— YOUR ASSIGNMENT —
Would you show every line from the records that holds "indicator"?

— INFORMATION —
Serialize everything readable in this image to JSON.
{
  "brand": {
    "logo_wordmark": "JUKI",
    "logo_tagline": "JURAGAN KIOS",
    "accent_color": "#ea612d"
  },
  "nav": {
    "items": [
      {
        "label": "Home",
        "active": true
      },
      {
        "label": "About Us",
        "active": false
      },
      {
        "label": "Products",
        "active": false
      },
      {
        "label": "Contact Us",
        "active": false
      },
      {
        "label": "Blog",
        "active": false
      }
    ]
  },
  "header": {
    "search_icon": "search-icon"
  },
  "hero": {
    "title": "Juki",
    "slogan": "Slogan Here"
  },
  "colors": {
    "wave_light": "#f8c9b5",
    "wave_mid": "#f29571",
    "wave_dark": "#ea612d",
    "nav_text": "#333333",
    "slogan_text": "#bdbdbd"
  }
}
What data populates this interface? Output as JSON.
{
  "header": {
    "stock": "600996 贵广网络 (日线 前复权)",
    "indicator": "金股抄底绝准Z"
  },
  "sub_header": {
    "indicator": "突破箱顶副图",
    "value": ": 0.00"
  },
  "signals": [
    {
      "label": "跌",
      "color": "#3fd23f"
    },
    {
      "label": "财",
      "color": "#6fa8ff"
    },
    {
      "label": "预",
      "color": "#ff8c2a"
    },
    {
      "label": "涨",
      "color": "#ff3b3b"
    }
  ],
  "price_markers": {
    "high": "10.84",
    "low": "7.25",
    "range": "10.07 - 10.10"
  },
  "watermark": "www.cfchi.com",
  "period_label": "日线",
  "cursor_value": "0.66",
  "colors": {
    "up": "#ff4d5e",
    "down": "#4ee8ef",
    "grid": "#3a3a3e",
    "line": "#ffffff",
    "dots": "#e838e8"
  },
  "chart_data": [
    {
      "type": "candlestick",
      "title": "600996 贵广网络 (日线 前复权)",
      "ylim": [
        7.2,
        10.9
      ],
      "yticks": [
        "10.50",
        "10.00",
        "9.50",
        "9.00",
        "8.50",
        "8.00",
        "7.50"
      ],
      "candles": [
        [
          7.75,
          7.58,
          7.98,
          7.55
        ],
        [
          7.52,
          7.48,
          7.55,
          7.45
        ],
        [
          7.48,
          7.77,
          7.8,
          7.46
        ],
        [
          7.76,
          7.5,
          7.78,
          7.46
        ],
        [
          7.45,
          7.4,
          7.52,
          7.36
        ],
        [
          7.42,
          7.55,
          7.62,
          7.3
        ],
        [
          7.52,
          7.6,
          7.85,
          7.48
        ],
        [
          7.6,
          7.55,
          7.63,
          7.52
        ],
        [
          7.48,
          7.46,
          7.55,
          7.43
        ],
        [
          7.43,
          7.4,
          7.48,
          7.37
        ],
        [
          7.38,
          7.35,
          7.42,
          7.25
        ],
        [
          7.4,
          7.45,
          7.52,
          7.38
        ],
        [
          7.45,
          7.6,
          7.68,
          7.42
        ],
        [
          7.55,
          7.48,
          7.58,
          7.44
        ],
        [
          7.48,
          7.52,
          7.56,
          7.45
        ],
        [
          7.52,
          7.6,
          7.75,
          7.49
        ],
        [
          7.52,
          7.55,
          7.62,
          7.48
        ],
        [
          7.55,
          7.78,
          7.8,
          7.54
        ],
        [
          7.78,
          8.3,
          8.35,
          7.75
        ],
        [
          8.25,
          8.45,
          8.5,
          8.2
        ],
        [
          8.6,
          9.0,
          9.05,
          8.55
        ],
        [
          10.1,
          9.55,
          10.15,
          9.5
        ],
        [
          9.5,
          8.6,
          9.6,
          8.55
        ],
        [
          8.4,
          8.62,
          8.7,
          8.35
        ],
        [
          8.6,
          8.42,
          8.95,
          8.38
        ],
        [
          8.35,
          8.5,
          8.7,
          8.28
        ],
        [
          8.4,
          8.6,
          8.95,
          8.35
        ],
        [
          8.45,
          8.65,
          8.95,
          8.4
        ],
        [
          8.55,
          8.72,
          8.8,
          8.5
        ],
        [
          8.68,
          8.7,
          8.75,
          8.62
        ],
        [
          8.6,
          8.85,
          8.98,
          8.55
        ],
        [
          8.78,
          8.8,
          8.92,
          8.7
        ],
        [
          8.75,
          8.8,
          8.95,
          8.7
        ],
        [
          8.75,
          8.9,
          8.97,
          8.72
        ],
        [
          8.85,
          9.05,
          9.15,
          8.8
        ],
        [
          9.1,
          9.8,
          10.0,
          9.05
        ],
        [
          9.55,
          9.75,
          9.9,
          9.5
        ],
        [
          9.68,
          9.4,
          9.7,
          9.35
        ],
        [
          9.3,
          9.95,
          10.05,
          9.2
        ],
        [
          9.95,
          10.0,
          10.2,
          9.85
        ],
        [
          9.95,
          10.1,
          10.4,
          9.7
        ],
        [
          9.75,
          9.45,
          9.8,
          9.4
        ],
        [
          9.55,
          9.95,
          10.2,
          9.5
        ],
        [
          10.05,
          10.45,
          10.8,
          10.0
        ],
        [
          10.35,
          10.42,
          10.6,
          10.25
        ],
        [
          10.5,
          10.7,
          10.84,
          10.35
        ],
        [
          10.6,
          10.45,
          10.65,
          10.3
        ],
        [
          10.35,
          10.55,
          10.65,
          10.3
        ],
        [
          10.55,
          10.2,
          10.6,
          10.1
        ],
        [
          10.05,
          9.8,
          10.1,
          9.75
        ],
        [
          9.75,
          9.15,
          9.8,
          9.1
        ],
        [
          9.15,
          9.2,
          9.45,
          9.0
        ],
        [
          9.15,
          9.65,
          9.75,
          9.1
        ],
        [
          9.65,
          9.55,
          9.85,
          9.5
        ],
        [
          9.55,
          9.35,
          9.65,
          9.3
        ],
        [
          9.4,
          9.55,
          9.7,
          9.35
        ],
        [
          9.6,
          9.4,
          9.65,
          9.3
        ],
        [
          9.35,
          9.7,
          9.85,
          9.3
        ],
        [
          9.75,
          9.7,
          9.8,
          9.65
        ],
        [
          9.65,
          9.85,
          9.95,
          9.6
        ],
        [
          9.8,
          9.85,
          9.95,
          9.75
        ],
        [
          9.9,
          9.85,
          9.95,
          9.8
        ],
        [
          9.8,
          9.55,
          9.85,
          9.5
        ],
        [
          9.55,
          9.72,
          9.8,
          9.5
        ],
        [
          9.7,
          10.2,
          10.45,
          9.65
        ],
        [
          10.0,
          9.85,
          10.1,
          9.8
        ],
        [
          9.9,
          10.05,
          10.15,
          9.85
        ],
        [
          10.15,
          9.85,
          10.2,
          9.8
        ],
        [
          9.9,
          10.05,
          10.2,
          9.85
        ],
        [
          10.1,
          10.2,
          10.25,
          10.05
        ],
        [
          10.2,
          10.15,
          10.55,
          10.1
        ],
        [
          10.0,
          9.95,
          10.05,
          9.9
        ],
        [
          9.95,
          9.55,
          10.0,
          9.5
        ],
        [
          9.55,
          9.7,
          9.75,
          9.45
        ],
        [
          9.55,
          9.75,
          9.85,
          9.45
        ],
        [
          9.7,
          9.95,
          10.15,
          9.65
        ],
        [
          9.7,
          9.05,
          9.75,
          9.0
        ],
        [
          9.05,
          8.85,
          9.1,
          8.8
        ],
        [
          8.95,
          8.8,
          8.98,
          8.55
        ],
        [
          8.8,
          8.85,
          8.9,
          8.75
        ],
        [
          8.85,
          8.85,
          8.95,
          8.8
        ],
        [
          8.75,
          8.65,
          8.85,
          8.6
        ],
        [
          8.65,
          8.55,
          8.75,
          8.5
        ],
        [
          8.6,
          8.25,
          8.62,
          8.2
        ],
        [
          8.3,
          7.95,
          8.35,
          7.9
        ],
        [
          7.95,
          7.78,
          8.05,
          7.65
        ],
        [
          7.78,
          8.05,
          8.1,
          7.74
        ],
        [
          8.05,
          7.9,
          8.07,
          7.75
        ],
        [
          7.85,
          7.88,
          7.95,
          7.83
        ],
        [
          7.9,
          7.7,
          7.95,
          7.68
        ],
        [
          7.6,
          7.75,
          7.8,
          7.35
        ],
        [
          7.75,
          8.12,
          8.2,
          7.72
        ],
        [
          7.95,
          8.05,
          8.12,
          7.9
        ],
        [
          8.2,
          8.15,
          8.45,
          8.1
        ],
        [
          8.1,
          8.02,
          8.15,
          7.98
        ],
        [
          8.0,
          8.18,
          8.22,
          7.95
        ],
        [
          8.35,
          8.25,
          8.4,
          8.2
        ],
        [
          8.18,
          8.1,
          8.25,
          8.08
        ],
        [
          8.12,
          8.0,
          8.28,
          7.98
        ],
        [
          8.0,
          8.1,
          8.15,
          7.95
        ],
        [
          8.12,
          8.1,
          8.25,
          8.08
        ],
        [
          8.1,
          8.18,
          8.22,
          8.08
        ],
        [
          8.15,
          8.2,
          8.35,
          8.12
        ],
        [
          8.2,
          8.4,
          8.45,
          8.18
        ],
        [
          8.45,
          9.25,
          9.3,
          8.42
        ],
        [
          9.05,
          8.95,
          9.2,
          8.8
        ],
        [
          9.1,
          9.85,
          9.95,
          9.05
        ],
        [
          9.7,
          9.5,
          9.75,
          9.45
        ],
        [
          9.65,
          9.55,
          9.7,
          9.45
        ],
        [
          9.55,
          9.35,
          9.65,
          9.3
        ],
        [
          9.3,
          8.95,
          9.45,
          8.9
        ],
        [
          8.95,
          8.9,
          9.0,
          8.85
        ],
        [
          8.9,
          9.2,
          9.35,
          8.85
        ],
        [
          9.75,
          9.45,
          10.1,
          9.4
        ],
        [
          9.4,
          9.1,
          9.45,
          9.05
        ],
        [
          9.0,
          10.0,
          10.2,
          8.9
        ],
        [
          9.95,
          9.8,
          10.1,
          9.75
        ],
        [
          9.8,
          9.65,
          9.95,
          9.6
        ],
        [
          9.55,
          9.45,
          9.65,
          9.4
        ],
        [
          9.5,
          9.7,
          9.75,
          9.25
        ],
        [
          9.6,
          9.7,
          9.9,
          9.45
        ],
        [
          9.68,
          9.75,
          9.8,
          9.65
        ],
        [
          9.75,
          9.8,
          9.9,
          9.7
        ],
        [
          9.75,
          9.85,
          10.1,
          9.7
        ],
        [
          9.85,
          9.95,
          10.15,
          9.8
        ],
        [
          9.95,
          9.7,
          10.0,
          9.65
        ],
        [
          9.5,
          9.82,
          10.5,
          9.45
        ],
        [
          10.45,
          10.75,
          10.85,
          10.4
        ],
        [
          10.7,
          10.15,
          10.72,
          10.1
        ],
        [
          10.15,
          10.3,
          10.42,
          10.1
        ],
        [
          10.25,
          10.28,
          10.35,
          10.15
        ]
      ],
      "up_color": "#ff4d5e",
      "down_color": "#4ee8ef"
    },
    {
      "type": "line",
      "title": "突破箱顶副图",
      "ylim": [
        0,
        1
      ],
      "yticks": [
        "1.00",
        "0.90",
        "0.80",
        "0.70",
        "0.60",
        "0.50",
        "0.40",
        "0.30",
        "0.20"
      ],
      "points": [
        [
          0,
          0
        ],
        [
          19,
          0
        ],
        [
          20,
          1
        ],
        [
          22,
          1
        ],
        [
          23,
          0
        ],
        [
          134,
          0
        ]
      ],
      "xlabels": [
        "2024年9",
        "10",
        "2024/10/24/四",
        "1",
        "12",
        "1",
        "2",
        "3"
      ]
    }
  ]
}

— RESULT OF THE TASK —
    "indicator": "金股抄底绝准Z"
    "indicator": "突破箱顶副图",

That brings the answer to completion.